My boyfriend and I have been together for about 2 years. It’s been an interesting ride, but a lovely one. For us starting off as unexpectedly as we did (a story for another time), we have a good amount in common. ….But we do have plenty of differences. For example, he’s an avid gamer whereas I’ve only touched “Bejeweled” and “Dead or Alive 2”. He’s most comfortable in nature and the woods while I love the hustle and bustle of the city. He likes the simple things while I aim for the ornate.
…Oh, and he’s a White American and I’m a Black Ghanaian-American.
I wrote a thing! Check it out!
So, for the past 2 weeks, I’ve been revamping and adding an ending to this Christmas play I wrote, in hopes that it’ll get performed this December. Listening to the soundtrack I picked out while thinking makes me wish it was snowing already.
I would love to read your writing!
Its up to you! Do what you feel!
PUT IT ON HERE NOWWWWWWWAAAAAAH!
So you guys are actually really overwhelming (in a brilliantly good way)
So here’s my game plan: I’ll post my writing on here. BUT, it will be reblogged from a tumblr I will make exclusively dedicated to my writing. Mostly because I want stuff I write to be easy to find and not lost in reblogs. so as soon as i can figure out a name for the new blog, it’s gonna happen. Your support is amazing; thanks! ^_^

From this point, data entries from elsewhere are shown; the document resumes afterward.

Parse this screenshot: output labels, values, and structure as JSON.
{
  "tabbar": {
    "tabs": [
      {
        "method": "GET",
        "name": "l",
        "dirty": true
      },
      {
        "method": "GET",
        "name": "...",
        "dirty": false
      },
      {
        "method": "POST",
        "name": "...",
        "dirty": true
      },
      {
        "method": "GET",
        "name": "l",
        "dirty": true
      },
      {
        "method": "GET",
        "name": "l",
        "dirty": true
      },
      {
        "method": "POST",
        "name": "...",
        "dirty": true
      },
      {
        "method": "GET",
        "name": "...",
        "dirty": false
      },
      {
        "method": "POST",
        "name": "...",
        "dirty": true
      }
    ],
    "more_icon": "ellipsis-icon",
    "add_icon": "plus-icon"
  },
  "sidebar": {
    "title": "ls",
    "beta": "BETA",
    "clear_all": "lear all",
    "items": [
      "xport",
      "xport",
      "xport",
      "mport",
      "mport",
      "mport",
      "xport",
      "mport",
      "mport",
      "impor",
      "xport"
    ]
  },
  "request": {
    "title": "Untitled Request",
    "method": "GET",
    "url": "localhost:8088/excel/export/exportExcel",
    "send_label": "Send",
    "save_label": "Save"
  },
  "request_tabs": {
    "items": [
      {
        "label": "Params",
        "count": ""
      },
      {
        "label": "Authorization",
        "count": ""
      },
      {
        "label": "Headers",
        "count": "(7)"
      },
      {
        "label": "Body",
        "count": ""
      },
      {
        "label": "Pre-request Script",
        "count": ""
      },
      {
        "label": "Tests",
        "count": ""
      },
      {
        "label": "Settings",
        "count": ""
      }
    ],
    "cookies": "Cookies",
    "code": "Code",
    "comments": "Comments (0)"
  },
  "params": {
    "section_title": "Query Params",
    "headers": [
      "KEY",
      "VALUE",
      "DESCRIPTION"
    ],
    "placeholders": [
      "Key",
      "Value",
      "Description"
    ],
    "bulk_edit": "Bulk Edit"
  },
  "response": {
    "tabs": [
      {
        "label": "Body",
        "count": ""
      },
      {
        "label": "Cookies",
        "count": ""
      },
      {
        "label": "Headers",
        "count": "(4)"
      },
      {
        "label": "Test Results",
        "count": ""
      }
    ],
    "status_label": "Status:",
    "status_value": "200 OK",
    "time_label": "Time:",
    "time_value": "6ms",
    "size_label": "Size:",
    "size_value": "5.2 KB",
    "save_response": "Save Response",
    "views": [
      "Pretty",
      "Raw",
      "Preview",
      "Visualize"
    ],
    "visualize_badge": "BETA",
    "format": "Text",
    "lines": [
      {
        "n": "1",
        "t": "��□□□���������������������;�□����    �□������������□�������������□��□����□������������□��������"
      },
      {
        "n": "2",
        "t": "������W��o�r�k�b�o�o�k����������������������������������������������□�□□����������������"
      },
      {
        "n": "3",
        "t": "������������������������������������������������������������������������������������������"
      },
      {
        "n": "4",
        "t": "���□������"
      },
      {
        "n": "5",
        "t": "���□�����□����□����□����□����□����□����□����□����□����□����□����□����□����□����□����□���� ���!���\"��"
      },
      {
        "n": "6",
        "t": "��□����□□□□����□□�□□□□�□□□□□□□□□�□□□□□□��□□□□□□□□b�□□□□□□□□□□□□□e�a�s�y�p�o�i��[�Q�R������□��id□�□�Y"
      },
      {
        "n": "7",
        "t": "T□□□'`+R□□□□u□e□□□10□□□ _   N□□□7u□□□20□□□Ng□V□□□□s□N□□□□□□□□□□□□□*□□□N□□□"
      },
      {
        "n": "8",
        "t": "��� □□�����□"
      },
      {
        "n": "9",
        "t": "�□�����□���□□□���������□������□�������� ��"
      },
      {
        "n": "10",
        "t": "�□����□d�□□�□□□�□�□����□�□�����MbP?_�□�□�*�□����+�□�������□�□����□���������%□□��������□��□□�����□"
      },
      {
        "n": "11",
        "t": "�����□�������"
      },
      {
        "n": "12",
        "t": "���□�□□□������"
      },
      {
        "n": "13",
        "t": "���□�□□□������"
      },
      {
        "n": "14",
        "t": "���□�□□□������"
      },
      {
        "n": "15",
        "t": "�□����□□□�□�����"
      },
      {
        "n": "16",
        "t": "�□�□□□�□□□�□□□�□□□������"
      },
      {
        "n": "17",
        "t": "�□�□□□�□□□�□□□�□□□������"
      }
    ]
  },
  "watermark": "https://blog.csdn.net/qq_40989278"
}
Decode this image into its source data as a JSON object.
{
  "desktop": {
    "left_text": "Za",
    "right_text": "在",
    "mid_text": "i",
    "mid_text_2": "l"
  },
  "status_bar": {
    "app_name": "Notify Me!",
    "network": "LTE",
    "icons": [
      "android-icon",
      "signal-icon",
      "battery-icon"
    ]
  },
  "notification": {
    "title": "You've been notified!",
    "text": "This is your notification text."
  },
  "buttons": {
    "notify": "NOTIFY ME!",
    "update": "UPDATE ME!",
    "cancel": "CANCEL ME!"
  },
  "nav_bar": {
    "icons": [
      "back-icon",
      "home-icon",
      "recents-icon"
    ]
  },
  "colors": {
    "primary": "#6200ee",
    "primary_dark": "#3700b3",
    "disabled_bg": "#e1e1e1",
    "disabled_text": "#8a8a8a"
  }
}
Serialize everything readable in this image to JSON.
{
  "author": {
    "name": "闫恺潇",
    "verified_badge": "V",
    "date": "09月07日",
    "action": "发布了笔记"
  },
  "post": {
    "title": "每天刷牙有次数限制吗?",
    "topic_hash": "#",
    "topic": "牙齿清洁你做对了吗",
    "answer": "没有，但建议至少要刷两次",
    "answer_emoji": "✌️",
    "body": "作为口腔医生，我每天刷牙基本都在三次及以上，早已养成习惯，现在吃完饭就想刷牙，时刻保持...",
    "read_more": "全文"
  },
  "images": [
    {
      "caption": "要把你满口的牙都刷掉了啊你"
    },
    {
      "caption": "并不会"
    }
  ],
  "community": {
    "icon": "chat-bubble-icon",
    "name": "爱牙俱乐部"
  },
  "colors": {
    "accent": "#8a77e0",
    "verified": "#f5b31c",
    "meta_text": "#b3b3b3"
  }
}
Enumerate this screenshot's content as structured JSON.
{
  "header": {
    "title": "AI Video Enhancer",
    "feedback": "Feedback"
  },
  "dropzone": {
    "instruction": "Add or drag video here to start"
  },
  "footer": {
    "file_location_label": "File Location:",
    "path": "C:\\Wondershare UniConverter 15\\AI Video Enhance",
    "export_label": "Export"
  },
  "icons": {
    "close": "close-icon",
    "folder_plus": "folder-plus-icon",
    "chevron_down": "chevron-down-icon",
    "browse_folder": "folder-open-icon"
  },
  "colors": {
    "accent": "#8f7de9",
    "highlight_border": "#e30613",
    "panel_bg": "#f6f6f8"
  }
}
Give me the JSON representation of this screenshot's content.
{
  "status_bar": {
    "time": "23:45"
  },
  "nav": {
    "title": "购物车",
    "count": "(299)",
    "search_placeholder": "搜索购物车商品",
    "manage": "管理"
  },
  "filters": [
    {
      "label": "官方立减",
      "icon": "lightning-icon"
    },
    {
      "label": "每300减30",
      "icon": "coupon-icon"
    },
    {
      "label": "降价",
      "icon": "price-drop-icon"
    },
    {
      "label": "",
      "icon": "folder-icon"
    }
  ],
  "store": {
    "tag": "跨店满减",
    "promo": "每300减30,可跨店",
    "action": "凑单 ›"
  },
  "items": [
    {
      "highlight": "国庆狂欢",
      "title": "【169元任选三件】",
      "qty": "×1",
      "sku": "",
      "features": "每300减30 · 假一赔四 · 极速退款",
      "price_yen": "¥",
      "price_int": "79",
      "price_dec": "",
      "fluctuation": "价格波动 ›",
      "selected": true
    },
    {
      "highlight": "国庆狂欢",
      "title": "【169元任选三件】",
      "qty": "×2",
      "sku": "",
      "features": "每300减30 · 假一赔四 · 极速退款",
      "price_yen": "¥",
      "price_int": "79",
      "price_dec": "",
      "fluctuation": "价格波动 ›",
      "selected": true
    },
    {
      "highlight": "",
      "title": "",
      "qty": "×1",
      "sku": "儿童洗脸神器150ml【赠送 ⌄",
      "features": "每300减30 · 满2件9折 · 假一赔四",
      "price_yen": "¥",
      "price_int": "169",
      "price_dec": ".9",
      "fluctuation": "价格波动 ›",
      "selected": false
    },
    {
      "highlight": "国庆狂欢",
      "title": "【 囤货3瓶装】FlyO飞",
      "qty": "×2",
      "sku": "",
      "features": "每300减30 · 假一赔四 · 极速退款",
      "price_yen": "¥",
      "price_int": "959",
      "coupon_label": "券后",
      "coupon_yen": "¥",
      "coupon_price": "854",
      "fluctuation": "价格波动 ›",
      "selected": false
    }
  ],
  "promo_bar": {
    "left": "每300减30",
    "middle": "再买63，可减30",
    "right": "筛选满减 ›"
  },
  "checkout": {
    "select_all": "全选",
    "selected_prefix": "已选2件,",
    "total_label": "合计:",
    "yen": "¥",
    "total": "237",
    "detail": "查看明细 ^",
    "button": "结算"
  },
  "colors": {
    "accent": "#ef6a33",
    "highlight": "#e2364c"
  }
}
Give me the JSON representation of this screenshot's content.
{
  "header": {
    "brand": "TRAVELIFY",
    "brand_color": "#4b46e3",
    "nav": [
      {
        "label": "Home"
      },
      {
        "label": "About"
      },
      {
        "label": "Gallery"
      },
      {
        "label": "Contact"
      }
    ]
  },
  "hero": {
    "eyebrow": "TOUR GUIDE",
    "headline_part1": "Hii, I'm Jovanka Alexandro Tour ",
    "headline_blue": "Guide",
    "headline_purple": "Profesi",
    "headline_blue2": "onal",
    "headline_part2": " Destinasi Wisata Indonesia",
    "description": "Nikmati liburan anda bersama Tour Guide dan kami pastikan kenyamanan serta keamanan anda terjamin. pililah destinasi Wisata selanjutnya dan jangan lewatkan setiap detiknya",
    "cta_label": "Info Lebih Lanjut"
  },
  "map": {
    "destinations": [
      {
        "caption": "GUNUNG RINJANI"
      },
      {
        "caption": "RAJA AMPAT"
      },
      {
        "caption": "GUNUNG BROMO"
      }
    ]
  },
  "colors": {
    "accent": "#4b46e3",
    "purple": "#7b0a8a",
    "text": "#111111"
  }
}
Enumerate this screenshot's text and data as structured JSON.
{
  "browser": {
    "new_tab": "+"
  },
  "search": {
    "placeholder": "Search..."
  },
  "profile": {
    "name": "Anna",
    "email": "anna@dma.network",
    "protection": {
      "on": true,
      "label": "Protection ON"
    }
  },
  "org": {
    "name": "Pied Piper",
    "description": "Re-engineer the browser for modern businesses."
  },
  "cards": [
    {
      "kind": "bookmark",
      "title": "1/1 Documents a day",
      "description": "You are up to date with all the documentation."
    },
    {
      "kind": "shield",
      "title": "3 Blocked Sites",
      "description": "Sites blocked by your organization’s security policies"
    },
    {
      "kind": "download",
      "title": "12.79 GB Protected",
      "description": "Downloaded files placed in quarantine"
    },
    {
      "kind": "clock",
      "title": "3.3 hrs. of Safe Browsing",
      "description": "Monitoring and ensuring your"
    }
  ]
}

So, I’ve been thinking; I originally started this tumblr some two odd years ago so I could practice writing. As you can see, I have drifted from that. But I want to wriiiiiiiiiiite, and I hate that I’m keeping it to myself.
Question for my followers: Would you be interested if I posted some short stories, editorial writing, and other written works on here? (or should I just make a new tumblr?)
read once all the way through, then read it excluding the words in parentheses, and then read only the words in parentheses.
Writer Chinua Achebe of Nigeria died this week at 82. Achebe wrote novels (including “Things Fall Apart”) as well as essays and poetry, most if not all of which touched on his homeland (especially issues of colonization, power and culture).
I love his response, in an interview with Paris Review, as to why he did not teach creative writing:
Well, I don’t know how it’s done. I mean it. I really don’t know. The only thing I can say for it is that it provides work for writers. Don’t laugh! It’s very important. I think it’s very important for writers who need something else to do, especially in these precarious times. Many writers can’t make a living. So to be able to teach how to write is valuable to them. But I don’t really know about its value to the student. I don’t mean it’s useless. But I wouldn’t have wanted anyone to teach me how to write. That’s my own taste. I prefer to stumble on it. I prefer to go on trying all kinds of things, not to be told, This is the way it is done.